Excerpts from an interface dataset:
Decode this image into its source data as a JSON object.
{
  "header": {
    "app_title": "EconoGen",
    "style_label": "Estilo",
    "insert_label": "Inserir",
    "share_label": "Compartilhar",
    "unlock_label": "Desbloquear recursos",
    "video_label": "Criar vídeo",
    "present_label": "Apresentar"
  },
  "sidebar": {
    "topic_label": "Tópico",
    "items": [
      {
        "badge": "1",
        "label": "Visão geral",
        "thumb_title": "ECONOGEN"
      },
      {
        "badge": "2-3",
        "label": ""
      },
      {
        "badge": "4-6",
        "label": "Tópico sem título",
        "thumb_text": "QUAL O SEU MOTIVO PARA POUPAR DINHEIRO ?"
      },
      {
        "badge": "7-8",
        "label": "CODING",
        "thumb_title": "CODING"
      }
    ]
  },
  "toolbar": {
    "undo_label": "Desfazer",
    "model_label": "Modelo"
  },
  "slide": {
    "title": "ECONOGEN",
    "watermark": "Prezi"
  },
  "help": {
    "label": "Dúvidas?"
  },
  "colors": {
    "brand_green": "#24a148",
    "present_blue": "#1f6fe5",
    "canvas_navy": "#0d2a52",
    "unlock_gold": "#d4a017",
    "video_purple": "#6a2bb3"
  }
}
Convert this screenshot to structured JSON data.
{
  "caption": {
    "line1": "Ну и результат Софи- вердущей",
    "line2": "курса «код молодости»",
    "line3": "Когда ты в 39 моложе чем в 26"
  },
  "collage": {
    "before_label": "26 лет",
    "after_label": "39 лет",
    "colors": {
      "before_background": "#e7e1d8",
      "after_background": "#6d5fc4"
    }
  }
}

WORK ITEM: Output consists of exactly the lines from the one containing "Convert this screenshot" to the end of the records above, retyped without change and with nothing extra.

RESULT FOR THIS EXERCISE:
Convert this screenshot to structured JSON data.
{
  "caption": {
    "line1": "Ну и результат Софи- вердущей",
    "line2": "курса «код молодости»",
    "line3": "Когда ты в 39 моложе чем в 26"
  },
  "collage": {
    "before_label": "26 лет",
    "after_label": "39 лет",
    "colors": {
      "before_background": "#e7e1d8",
      "after_background": "#6d5fc4"
    }
  }
}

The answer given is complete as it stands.